◆ **WHAT IS NEEDED**:
For the listing below, report all lines that hold the word "Contacts".

◆ **EXERCISE DATA**:
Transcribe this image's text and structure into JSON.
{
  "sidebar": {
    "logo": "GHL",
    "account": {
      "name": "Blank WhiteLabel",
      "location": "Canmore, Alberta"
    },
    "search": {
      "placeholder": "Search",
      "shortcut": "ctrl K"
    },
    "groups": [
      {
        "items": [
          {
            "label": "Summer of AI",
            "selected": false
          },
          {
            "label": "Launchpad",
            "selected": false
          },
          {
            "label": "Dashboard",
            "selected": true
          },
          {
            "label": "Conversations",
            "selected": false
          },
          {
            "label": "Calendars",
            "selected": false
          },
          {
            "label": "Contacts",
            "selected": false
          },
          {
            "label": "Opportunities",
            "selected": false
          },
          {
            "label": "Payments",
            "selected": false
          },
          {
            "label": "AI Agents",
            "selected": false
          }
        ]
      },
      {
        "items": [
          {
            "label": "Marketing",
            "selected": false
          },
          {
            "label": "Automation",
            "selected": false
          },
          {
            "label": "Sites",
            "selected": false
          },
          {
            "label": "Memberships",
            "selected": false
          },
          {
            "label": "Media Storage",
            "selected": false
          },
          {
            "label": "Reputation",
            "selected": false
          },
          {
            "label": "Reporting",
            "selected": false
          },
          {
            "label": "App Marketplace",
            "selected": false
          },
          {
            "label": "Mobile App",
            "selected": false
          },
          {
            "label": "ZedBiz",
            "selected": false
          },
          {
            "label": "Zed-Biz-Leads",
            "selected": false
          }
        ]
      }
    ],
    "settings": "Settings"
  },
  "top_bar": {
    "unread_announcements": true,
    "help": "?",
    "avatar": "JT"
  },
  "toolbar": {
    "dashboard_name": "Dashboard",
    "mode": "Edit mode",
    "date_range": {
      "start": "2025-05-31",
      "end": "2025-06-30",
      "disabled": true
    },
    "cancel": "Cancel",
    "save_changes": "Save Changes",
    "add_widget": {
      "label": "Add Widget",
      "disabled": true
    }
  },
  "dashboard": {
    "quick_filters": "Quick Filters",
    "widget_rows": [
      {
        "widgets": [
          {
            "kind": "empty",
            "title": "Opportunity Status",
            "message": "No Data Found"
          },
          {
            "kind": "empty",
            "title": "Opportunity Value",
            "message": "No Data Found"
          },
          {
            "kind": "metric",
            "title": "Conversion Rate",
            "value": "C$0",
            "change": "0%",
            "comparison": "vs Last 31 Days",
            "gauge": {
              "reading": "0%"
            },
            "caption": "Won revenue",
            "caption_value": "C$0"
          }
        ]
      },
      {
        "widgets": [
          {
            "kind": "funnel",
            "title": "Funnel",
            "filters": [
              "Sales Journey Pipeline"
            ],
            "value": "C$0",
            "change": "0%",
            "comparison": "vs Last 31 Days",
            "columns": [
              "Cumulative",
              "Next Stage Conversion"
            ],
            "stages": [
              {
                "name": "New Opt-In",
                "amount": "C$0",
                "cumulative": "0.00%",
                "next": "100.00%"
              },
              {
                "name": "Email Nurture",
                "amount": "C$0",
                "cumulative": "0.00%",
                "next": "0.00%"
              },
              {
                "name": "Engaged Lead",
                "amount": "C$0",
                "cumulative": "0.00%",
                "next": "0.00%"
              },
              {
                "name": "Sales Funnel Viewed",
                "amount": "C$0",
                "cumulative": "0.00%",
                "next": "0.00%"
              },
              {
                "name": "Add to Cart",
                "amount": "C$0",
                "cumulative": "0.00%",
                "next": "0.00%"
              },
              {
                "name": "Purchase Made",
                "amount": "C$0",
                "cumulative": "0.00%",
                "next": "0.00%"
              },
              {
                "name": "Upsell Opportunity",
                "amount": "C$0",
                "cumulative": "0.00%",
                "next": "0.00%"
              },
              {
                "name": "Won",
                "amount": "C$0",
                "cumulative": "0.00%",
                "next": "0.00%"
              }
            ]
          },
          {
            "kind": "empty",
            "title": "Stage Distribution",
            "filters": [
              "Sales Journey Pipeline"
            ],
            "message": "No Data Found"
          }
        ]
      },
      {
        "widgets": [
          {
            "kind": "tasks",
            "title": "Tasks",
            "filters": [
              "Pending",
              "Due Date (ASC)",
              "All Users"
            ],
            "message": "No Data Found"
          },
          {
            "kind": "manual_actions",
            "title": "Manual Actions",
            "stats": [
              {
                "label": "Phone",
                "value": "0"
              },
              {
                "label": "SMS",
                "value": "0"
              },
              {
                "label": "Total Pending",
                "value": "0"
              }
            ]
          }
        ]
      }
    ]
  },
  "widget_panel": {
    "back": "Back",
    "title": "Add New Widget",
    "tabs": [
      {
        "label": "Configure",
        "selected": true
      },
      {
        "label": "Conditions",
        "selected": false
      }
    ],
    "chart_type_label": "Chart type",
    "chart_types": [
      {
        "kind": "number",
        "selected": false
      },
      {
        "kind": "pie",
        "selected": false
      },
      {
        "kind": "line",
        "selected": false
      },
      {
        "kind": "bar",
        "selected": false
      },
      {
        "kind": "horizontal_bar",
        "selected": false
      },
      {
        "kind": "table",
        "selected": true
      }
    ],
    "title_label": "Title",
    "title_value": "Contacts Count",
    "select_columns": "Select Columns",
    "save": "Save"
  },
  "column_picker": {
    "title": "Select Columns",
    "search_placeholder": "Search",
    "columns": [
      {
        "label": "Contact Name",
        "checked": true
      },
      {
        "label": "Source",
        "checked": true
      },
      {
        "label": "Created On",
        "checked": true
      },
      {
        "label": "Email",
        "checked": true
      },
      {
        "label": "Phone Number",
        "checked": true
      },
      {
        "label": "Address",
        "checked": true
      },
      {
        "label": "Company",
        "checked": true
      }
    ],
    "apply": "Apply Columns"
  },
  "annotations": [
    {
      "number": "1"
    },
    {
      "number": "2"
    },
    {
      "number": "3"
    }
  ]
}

◆ **SOLUTION TO THIS TASK**:
            "label": "Contacts",
    "title_value": "Contacts Count",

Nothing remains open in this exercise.